Your kidneys are two bean shaped organs in the back of your abdominal cavity on either side of your spine. Like many other organs in your body, the kidneys can develop cancer. In adults, the most common kidney cancer is Renal Cell Carcinoma. The second most common kidney cancer is Transitional Cell Carcinoma. The American Cancer Society estimates that >50,000 Americans will be diagnosed with kidney cancer each year.
Renal Cell Carcinoma
Renal Cell Carcinoma has few or no symptoms in its early stages. In later stages, it can cause upper back pain, blood in the urine, weight loss and fatigue. Typically, kidney cancer is diagnosed “by accident”. Most cancers are detected on radiologic studies that are ordered for completely unrelated issues. Luckily, when these cancers are found in their early stages, cure rates with treatment are >80-90%.
The mainstay for the treatment of renal cell carcinoma involves surgical removal of the tumors (nephrectomy). Consultants in Urology offers the latest surgical treatment options including:
Laparoscopic Radical Nephrectomy : complete removal of the entire kidney through small telescopic incisions in your abdomen.
Open Radical Nephrectomy: complete removal of the entire kidney through an incision, either through the abdomen or flank.
Laproscopic or Open Partial Nephrectomy: for small tumors, the cancerous portion is removed and the normal kidney is reconstructed
Recently, there have been advances in developing less invasive treatment options for renal cell carcinoma.

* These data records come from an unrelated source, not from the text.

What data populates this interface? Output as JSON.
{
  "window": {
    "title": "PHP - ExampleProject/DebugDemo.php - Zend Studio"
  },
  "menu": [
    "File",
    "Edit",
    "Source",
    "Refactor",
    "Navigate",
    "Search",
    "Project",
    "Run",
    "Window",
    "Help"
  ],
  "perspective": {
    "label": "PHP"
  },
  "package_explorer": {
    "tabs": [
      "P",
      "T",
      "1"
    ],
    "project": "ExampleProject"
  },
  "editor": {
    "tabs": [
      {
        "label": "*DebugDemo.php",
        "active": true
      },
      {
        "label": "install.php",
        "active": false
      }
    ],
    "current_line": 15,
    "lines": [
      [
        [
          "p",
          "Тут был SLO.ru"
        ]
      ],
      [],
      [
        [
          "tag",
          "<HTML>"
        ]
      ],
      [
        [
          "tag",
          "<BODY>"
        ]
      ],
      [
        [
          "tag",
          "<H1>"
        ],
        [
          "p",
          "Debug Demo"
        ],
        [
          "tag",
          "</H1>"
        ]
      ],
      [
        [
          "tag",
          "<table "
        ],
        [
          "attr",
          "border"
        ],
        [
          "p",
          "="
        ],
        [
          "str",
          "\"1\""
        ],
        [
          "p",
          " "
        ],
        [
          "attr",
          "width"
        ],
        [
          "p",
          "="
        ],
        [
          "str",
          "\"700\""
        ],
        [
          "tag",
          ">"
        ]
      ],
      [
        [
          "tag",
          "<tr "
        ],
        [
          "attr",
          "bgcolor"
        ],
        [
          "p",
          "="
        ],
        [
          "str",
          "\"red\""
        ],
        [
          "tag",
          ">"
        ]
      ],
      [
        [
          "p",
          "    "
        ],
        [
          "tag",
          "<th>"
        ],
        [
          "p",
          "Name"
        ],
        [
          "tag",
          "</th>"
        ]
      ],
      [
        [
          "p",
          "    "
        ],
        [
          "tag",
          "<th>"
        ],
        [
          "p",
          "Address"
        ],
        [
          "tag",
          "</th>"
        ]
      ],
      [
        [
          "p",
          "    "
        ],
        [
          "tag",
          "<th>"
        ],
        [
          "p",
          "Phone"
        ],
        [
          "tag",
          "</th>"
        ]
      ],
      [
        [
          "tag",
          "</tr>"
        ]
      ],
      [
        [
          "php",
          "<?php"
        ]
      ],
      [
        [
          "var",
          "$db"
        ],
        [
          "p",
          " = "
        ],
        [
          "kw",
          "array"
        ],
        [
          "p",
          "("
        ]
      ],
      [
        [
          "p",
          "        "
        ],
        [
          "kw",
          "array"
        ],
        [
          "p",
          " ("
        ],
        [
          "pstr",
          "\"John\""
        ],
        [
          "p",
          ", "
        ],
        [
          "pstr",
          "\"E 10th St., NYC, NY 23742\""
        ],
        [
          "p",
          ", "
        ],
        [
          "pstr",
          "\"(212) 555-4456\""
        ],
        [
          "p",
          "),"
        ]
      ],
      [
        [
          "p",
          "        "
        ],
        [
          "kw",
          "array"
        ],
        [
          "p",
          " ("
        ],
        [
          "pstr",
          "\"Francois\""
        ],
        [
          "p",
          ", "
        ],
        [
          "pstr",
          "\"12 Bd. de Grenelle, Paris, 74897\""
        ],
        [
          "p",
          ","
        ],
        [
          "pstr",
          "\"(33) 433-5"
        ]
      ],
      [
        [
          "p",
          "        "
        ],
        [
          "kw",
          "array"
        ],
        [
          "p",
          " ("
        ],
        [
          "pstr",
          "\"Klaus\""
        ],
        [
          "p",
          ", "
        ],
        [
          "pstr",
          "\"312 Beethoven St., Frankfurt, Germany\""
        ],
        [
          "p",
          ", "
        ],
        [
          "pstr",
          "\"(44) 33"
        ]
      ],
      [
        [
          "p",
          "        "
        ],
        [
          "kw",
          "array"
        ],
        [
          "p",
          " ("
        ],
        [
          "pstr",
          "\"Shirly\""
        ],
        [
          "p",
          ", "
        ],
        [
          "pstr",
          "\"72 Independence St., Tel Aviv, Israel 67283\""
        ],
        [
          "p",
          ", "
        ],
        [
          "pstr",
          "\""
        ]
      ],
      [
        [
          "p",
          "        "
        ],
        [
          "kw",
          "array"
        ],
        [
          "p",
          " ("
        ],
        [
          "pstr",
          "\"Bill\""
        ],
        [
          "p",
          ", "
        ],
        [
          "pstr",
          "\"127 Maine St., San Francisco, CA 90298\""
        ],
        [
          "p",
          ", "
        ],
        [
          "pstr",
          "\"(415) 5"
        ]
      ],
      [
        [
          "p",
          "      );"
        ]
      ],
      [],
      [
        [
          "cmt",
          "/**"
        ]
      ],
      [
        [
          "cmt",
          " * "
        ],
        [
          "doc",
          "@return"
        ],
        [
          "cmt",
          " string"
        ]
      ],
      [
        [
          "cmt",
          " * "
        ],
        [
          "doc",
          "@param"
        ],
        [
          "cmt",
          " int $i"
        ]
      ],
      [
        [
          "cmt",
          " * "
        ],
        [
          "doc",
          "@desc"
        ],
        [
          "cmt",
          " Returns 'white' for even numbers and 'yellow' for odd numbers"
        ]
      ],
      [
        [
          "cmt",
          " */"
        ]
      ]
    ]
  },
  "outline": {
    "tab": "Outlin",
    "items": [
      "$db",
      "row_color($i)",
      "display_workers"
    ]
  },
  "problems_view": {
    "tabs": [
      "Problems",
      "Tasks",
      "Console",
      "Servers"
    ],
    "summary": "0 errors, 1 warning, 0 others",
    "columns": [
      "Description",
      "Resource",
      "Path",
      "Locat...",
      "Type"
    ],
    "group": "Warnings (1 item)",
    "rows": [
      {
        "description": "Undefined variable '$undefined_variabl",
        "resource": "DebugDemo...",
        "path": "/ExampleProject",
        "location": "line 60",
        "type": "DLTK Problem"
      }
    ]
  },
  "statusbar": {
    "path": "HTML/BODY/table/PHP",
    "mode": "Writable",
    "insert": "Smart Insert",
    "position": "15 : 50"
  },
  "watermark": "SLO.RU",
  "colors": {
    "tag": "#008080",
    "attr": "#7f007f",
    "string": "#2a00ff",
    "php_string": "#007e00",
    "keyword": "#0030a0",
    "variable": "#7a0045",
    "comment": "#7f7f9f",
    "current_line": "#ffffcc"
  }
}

While surgical removal is still considered the gold standard of treatment, we do offer them for the properly selected patient
Cryotherapy or Radiofrequency Ablation (RFA): In a laparoscopic procedure, the tumor on the kidney is exposed and small probes are inserted into the tumor, these probes freeze or burn the tumor to destroy the tumor cells. Typically patients can leave the hospital the following day.
Tumor Embolization: Indicated for those patients who cannot tolerate surgery and are having active symptoms. Through a small catheter in the groin the blood and oxygen supply to the tumor is cut off, thereby shrinking the tumor and reducing symptoms such as blood in the urine and back pain.